Task directions: Go line by line through the listing below and copy those that hold "다이스키ヾ".

Supplied records:
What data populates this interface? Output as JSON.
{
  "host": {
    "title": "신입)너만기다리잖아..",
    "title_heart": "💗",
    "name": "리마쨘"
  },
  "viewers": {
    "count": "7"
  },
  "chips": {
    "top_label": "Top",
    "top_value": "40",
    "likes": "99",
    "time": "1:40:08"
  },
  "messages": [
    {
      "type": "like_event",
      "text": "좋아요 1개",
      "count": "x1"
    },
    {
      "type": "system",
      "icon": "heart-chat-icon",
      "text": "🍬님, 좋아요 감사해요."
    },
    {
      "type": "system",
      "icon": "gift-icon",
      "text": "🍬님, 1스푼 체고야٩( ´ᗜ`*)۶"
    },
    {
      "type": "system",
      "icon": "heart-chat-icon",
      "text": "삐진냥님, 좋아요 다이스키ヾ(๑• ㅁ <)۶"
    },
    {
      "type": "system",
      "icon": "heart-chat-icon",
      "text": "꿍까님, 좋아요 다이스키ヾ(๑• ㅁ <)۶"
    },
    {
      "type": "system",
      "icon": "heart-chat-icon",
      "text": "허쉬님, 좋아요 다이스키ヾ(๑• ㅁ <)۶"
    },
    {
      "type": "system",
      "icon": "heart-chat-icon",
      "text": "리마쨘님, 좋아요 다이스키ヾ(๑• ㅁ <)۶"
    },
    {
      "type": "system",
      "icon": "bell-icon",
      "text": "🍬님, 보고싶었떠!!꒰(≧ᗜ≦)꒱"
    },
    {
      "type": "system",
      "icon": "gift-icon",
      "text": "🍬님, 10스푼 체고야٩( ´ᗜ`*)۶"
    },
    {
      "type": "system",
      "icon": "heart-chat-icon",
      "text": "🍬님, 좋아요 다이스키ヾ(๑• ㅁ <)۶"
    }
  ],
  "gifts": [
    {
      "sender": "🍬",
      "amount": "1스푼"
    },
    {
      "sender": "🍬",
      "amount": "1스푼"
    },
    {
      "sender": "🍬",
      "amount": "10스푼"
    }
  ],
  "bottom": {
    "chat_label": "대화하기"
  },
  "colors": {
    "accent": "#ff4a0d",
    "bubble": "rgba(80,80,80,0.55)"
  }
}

Solution to the exercise:
      "text": "삐진냥님, 좋아요 다이스키ヾ(๑• ㅁ <)۶"
      "text": "꿍까님, 좋아요 다이스키ヾ(๑• ㅁ <)۶"
      "text": "허쉬님, 좋아요 다이스키ヾ(๑• ㅁ <)۶"
      "text": "리마쨘님, 좋아요 다이스키ヾ(๑• ㅁ <)۶"
      "text": "🍬님, 좋아요 다이스키ヾ(๑• ㅁ <)۶"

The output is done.